• **WHAT TO DO**: Copy out each line below that has the word "JSON" in it.
### INPUT ###
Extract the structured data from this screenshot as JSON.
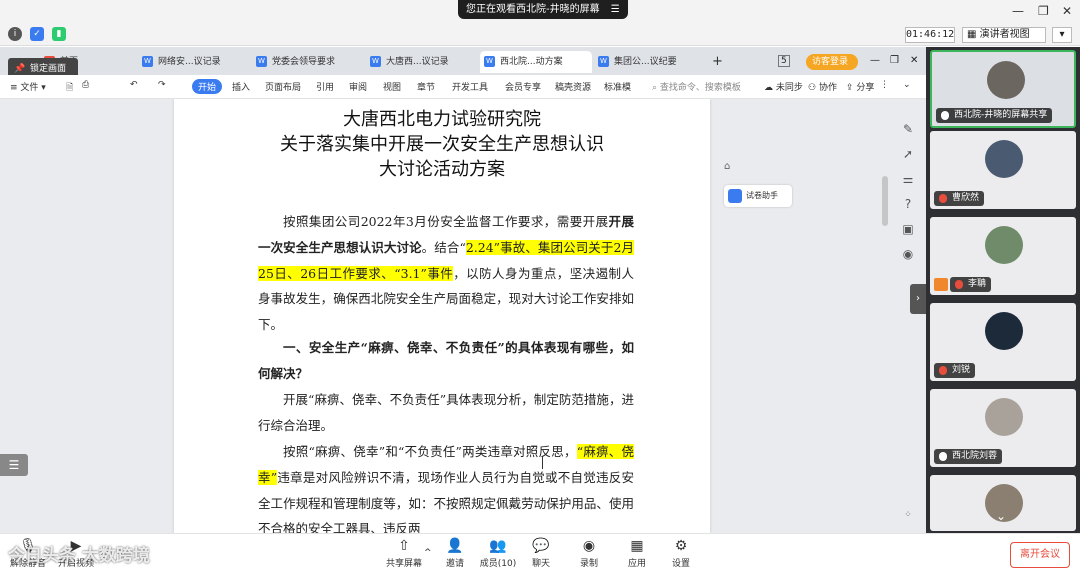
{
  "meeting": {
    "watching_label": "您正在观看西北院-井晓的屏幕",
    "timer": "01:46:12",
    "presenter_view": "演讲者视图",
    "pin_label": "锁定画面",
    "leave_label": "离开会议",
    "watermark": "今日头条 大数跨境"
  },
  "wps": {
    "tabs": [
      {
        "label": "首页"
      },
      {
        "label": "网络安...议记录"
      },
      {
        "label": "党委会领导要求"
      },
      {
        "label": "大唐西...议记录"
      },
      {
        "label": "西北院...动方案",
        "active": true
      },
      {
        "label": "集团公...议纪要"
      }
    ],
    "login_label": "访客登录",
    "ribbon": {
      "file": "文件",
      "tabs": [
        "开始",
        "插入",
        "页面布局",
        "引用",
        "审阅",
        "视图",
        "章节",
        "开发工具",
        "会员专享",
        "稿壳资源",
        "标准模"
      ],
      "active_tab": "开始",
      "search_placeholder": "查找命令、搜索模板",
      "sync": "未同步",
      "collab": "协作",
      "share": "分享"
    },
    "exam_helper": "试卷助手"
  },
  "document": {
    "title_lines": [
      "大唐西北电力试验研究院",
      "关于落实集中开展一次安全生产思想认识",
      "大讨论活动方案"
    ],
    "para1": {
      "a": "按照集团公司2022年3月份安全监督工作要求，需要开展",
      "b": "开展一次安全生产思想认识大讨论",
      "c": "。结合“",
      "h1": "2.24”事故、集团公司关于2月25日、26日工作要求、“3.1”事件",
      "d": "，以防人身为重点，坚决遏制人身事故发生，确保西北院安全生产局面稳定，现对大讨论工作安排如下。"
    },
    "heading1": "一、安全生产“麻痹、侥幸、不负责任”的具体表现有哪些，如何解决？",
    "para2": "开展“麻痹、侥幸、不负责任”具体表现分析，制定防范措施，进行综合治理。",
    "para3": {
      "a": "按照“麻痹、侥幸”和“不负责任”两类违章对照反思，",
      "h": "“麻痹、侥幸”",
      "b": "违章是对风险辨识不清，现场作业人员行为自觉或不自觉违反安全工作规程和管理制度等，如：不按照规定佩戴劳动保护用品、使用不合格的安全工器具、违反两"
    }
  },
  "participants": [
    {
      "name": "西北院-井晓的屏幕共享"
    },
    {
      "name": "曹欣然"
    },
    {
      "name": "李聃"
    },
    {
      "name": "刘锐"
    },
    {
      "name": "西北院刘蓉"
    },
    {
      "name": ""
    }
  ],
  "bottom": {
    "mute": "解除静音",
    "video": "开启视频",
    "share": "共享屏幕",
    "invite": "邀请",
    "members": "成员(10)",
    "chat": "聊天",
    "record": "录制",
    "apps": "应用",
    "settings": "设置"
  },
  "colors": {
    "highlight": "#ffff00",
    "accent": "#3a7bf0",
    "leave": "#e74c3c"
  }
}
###
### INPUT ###
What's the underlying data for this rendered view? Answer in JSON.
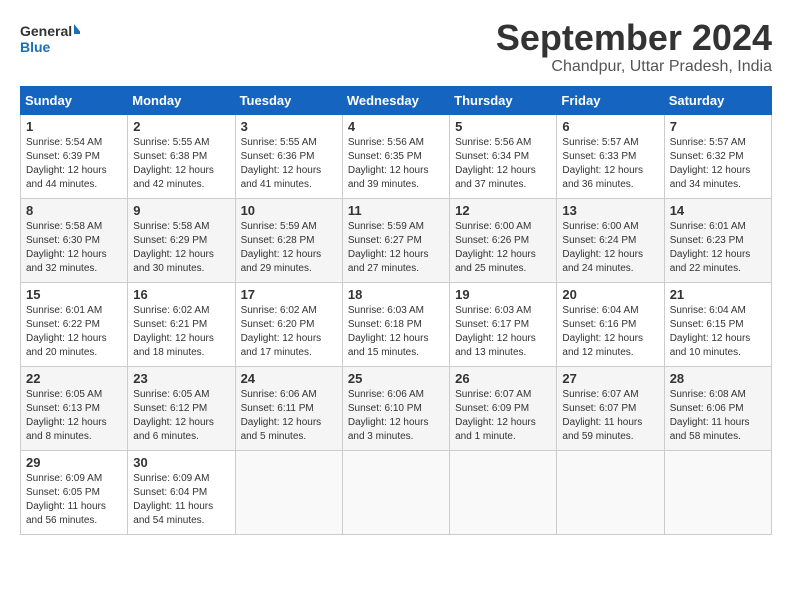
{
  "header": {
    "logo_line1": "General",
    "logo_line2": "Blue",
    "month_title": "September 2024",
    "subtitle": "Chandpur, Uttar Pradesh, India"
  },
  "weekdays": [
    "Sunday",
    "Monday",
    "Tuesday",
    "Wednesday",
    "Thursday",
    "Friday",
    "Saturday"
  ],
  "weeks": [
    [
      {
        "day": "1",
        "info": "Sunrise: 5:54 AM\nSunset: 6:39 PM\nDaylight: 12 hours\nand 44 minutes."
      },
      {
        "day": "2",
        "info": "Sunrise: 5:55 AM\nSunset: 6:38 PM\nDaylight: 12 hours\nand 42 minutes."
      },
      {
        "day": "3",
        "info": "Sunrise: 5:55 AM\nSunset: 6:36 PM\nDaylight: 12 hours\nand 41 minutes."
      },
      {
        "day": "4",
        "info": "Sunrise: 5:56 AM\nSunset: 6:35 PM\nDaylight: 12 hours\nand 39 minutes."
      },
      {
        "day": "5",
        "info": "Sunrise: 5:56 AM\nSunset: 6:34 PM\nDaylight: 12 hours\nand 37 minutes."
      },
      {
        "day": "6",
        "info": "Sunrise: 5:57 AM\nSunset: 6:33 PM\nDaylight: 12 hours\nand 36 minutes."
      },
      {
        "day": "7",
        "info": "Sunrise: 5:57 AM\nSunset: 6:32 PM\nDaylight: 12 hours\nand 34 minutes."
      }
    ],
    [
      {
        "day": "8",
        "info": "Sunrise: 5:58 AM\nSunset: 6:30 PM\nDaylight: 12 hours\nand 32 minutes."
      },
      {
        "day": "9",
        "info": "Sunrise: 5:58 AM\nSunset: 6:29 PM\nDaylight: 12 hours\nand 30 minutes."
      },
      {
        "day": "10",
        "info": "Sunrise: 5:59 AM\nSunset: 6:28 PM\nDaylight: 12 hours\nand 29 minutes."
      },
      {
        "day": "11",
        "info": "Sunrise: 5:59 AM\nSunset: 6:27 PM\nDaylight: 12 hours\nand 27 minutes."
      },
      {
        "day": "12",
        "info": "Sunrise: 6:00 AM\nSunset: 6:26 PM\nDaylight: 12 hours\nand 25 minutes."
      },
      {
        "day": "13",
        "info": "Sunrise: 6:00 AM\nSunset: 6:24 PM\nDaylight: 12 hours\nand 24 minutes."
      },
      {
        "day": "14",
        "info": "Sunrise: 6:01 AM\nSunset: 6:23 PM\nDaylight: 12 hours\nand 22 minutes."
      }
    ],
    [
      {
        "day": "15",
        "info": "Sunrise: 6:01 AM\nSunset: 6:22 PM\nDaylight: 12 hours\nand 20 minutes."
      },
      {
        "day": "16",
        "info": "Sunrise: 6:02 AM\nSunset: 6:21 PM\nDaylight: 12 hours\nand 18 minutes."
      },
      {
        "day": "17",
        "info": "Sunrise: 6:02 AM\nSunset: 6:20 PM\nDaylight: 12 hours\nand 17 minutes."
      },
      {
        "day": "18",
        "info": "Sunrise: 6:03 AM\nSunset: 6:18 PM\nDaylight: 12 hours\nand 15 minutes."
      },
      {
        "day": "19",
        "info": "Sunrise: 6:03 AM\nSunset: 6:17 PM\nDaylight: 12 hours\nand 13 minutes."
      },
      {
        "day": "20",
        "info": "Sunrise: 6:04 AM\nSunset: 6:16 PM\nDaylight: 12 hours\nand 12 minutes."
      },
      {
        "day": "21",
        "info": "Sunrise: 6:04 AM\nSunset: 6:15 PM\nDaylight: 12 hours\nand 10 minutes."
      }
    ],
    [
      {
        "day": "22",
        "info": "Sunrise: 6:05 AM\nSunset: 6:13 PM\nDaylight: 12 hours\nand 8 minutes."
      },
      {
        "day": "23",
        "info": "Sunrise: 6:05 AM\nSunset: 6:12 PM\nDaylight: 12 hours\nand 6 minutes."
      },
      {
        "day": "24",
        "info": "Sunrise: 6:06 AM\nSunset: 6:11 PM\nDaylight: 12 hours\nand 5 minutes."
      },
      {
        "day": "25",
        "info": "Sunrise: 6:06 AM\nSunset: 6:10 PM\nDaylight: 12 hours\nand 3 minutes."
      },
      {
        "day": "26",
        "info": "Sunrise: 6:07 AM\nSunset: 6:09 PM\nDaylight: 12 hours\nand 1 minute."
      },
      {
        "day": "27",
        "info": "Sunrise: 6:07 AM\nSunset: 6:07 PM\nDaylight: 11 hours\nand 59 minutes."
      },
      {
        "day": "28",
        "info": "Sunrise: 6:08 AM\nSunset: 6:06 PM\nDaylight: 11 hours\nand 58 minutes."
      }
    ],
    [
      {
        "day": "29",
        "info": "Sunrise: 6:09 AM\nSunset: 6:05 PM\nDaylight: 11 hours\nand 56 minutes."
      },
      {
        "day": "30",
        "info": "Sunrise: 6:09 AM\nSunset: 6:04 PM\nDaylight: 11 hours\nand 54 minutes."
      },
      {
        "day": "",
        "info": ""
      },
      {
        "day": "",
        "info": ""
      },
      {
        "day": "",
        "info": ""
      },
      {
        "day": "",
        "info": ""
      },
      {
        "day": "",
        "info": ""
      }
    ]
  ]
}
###
• **ANSWER TO THIS TASK**:
Extract the structured data from this screenshot as JSON.
What's the underlying data for this rendered view? Answer in JSON.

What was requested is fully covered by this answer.